When Pixar came out in 2012 with a proof-of-concept animated short called Paperman, using the in-house R&D system Meander, it re-ignited my interest in their graphics, vision, and animation technology, which made it easier for people with actual artistic abilities to instill cold, robotic models with warmth and livelihood. They described Meander as a system that let you "draw in 3D" using state-of-the-art computer vision, and when it was finally time to come up with a final project for the practical computer vision course in November, I knew exactly what I wanted to do.

The format of the new course was nearly perfect. Taught by adjunct professor and Street View Googler Bryan Klingner, half of the course is a theoretical run-down and practical implementation of the core underlying algorithms and intuitions behind the majority of modern computer vision problems and solutions. The other half involves extensions of these core methodologies to solving practical, real-world problems -- problems that have been solved by modern research labs, and by the Street View team themselves, by adapting these core algorithms to suit their problem definitions.

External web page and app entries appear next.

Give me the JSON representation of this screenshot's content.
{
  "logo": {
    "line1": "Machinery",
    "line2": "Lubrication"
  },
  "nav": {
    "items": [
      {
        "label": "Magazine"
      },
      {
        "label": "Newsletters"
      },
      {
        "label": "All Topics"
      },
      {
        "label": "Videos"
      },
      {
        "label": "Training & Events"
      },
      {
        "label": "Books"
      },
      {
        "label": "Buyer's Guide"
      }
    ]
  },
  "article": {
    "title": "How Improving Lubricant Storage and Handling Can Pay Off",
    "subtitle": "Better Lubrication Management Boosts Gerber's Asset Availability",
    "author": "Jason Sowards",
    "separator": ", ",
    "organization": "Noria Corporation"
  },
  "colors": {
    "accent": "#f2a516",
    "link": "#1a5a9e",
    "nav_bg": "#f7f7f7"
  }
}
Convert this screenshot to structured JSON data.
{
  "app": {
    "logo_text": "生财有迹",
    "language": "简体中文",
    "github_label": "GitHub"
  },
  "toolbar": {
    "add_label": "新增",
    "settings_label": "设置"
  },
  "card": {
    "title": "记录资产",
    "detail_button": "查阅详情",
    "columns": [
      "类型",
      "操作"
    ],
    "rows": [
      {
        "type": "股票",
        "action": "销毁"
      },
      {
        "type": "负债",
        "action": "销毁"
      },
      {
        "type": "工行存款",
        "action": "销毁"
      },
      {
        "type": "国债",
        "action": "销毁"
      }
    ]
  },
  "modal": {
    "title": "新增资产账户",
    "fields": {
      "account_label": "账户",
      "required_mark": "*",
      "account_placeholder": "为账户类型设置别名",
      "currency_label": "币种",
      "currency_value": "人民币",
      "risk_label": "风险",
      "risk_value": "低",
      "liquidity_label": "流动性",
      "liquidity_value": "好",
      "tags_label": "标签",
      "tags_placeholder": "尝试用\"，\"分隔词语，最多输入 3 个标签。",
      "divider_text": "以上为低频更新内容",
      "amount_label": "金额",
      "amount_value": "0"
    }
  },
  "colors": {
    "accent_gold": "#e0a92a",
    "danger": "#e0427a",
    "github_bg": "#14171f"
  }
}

The course was refreshingly practical and an unexpected eye-opener. The computer vision field is still wide open for new breakthroughs, and the publications that are coming out, though flowered with heavy vocabulary, all stem from the same intuitive methodologies that were put forth decades ago. CV is not a mystical art; the wealth of AR modules, face-recognition applications, and 3D scanners built this semester are a testament to that. All you need are the basic tools, and a little intuition.

Physical Simulation and Animation


Physical Simulation: Solving Cloth and Fluid Systems.

Heavily related to the Pixar dream, yet much more difficult to conceptualize, is physical simulation. This is simultaneously one of the most rewarding and frustrating topics in computer science, because many physical equations are derived using estimations, assumptions, and lies, leading to program instabilities and a reliance on questionable eye tests to determine whether the simulation is "right enough."

Nevertheless, the magic of Hamilton's Principle, combined with a good intuition for developing physical energy models and discretizing surfaces, will lead you well into the realm of stable realistic simulations that are also incredibly fun to look at. Just make sure you triple check your derivations, and try not to make any coding mistakes.

Automated Q&A with IBM Watson

Atlas Q&A Poster Atlas: An industrial Q&A backend serving precise, natural-language answers on technical documentation for company developers.

A major highlight of this semester was the Automated Q&A course taught by CS departmental chair Bruce Porter, one of several courses sponsored by IBM Watson amongst seven different universities. The results speak for themselves: a mobile 211 service backed by United Way/HHSC and slated for Austin and Texas state pilots, and an industrial technical documentation system backed and funded by Atlassian.

With IBM Watson experts and startup moguls from the Austin tech scene providing constant feedback, criticism, and technical knowledge regarding consumer applications, business plans, effective marketing and execution strategies, and Watson system insights, the class evolved into an unexpected crash course on building certified UT startups.

Wireless Networking

Liteturn Splash Liteturn: Automated, Gesture-Controlled Cyclist Turn Lights using Cheap and Efficient Consumer Devices.

This course marked my introduction into the world of hardware and wearable technology, sparking an interest in the combination of hardware and software in physical, real-world scenarios. You can read my previous post, Hardware Hacking, for my initial thoughts on the other side of the proverbial coin.

Saying Goodbye

As I look ahead to my final undergraduate semester, I find myself with more elective bliss:

  • Natural Language Processing
  • Artificial Intelligence: Honors
  • Open Source Software Engineering
  • Automated Logical Reasoning
  • Automated Q&A Continuation with Atlassian

And though the topics and projects of fall's courses were some of my personal favorites, it's time to say goodbye, at least until my next personal escapade.

Goodbye